4 July 2018
In a public hearing on Universal Credit (UC)– a benefit promoted for its effect on employment - the Work and Pensions Committee looks at how UC is working for disabled people.
- Watch Parliament TV: Universal Credit rollout
- Inquiry: Universal Credit rollout
- Work and Pensions Committee
Purpose of the Session
There is evidence that, for example, applying sanctions to disabled people for failing to meet a claimant commitment actually reduces their likelihood of getting into work. Young carers – children looking after a severely disabled parent who has no other "designated carer" – may also be disproportionately affected by the removal of the "disability premium" under UC.

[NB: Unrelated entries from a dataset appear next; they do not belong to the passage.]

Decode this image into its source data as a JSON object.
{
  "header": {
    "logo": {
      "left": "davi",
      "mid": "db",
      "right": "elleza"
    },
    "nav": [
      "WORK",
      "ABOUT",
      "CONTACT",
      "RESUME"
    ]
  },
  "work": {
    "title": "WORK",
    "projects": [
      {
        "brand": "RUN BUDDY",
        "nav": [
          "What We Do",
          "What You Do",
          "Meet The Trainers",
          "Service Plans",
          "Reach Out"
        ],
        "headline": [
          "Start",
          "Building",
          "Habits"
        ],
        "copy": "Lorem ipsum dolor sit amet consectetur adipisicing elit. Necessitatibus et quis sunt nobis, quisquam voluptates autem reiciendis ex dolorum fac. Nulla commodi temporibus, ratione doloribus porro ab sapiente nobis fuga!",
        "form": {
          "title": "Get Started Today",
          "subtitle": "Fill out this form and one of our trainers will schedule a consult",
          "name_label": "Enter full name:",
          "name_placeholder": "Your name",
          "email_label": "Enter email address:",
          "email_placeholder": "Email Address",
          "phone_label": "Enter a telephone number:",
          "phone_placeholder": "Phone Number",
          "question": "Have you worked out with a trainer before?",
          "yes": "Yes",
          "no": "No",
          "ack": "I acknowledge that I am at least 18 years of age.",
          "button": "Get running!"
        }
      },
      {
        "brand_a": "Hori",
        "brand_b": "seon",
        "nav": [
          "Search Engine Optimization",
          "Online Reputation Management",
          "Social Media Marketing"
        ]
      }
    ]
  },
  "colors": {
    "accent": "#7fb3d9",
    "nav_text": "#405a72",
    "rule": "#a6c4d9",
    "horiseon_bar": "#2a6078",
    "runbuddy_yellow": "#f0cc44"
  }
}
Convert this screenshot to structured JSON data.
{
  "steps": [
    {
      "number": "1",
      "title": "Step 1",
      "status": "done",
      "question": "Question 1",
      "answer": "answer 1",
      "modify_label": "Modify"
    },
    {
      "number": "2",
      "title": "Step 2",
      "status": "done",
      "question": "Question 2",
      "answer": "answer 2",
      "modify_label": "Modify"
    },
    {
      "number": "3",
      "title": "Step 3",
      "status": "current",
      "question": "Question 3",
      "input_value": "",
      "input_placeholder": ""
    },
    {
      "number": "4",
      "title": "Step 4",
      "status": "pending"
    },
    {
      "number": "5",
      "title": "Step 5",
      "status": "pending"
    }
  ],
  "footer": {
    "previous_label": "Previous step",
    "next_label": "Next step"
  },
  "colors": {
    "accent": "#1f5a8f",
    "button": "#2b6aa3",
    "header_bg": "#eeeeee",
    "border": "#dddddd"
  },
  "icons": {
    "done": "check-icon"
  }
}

Areas of questioning will include
How the disability employment adviser model could be enhanced, whether the Work and Health programme is working as expected and what the impact is of cutting back the Work Programme, the specific impact of UC for disabled students, and whether Work Coaches are adequately skilled and knowledgeable to make Universal Credit work for disabled people.
Wednesday 4 July, Grimond Room, Portcullis House
- Rob Holland, Co-Chair, Disability Benefit Consortium and Public Affairs Manager, Mencap
- Gemma Hope, Director of Policy, Marketing and Communications, Shaw Trust
- Daphne Hall, Vice Chair, National Association of Welfare Rights Advisors
- Afzal Rahman, Senior Policy Researcher, Citizens Advice
- Daniel Norris, Welfare Rights Adviser, Early Warning System, Child Poverty Action Group
- Sam Royston, Director of Policy, Research and Public Affairs, The Children's Society